Open Conference Systems, ICQQMEAS2013

Font Size: 
Evangelos Tsoukatos

Last modified: 2015-09-24

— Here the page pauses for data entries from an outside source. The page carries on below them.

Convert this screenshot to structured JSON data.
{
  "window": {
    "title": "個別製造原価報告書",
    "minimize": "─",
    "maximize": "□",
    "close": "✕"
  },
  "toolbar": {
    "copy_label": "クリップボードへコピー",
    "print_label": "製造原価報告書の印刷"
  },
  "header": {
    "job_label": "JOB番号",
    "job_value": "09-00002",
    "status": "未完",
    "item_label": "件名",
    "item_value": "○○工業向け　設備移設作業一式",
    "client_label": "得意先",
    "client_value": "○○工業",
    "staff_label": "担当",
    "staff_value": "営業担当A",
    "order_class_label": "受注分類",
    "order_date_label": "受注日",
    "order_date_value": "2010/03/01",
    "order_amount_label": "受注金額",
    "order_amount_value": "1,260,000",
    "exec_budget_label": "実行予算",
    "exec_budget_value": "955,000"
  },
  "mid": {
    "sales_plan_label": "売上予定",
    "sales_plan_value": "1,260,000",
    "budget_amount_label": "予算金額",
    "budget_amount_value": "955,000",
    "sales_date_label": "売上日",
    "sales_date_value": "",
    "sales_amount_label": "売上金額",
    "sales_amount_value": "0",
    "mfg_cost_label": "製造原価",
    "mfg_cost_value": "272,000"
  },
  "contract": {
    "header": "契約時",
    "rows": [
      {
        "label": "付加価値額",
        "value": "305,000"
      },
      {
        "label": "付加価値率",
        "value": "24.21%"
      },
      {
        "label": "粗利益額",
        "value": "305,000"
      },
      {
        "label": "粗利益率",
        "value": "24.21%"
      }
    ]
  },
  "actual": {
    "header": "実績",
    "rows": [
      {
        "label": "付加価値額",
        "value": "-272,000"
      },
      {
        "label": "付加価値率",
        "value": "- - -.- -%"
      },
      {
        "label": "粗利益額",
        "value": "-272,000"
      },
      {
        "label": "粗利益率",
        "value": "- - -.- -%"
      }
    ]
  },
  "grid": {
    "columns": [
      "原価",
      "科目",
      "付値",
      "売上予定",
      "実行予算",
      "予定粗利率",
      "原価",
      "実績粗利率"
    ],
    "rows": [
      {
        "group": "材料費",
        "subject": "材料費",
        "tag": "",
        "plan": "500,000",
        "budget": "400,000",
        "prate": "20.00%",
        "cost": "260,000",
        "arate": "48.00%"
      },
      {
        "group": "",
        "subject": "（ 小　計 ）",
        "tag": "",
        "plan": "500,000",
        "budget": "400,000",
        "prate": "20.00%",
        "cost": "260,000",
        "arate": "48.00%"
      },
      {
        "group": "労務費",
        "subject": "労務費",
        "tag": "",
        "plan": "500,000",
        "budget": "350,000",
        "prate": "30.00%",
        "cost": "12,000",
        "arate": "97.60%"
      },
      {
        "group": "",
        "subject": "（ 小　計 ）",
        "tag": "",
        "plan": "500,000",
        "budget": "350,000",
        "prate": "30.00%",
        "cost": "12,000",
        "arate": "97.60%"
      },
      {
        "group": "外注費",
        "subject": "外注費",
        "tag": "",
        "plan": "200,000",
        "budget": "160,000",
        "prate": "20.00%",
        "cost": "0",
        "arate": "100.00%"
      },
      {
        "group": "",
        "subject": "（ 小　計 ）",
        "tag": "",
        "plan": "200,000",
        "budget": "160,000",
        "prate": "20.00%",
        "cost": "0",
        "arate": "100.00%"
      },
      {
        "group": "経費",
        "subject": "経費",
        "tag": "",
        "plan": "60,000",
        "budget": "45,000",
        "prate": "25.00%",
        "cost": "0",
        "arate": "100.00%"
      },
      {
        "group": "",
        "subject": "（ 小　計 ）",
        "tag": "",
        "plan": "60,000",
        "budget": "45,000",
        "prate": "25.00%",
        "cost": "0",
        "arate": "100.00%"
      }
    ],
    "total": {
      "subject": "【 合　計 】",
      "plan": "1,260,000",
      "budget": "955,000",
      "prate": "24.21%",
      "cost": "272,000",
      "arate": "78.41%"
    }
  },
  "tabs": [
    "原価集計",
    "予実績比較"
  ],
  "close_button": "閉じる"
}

Background - Although the number of women pursuing professional careers has grown quite rapidly in the last decades, women remain substantially underrepresented in upper-middle and senior management positions while the number of female CEOs in large corporations remains extremely low. Quite a number of theories attempting to explain this phenomenon appear in the literature, including lack of line experience, inadequate career opportunities, gender differences in socialization, the “old boy” network etc. Alternative explanations involve gender-role and requisite management characteristics stereotyping by men and women. In this respect, seminal is the work of Helen Schein who in 1973 introduced a 92-item Index (Schein‟s Descriptive Index) of human personality characteristics that was subsequently used to unveil gender-role and successful managers‟ stereotypes; that is, determine genders‟ perceptions of each other and managers with the view to developing adequate understanding of perceptual barriers limiting women's progress towards occupying management positions. Schein‟s (1973) research proposal was subsequently and up to the present day pursued by a number of researchers in quite a multitude of research settings (Brenner et al., 1989; de Pillis et al., 2008; Dodge et al., 1995; Schein et al., 1989; Orser 1994; Booysen and Nkomo 2010), albeit predominantly in, considered as egalitarian, protestant societies; despite this the pattern of reported results varied considerably. Purpose – The purpose of this study is to pursue further the research stream originated by Schein (1973), this time on evidence from Greece that, culturally, reportedly stands quite apart from the protestant – egalitarian societies that so far have hosted studies reported in the literature. We examine the relationships between gender role stereotypes and perceptions of requisite characteristics of managerial personality. Design/Methodology/Approach – This study is quantitative in nature. Data was collected through a research instrument that was built around Schein‟s Descriptive Index (SDI) in two stages. Stage one was about collecting evidence on respondent‟s perceptions of personality characteristics of managers while stage two dealt with collecting evidence on respondents‟ own personality characteristics. Questionnaires were administered on-line to two separate samples of n1=134 and n2=101 respectively. All items, except demographics, were rated on identical 7-point Likert scales. Intra-class correlation coefficient (r‟) (Hays, 1963) was used to asses resemblance of stage one and stage two respondents‟ responses across the 92 SDI items. Results – Data analysis resulted in surprisingly unexpected findings. So much so, that a cultural paradox is unveiled. Contrary to, so far, reported in the literature findings on evidence mostly from egalitarian societies, our study resulted in findings indicating that: a) perceptions of managers‟ personality characteristic between men and women are matching, b) the idea that managers should have masculine characteristics is rejected men and c) no differences between men and women exist in relation to identification of own personality characteristics.Implications/Limitations – This study‟s findings yield important implications to both academia and practice. In relation to academia the study adds to the literature on existing relationships between gender role stereotyping and perceptions of managerial personality characteristics. As regards practice the study unveils significant similarity of findings across genders leading to the conclusion that widely used terms such as “Think manager – Think male”, “Old Boys Club” etc. proved to be meaningless even though Greece is not considered as being among the most egalitarian societies in Europe and the world. Limitations of this study are certainly related to: a) drawing evidence from a convenience sample and b) surveying through the internet. However, due care was taken so that sampling bias was excluded

Full Text: PDF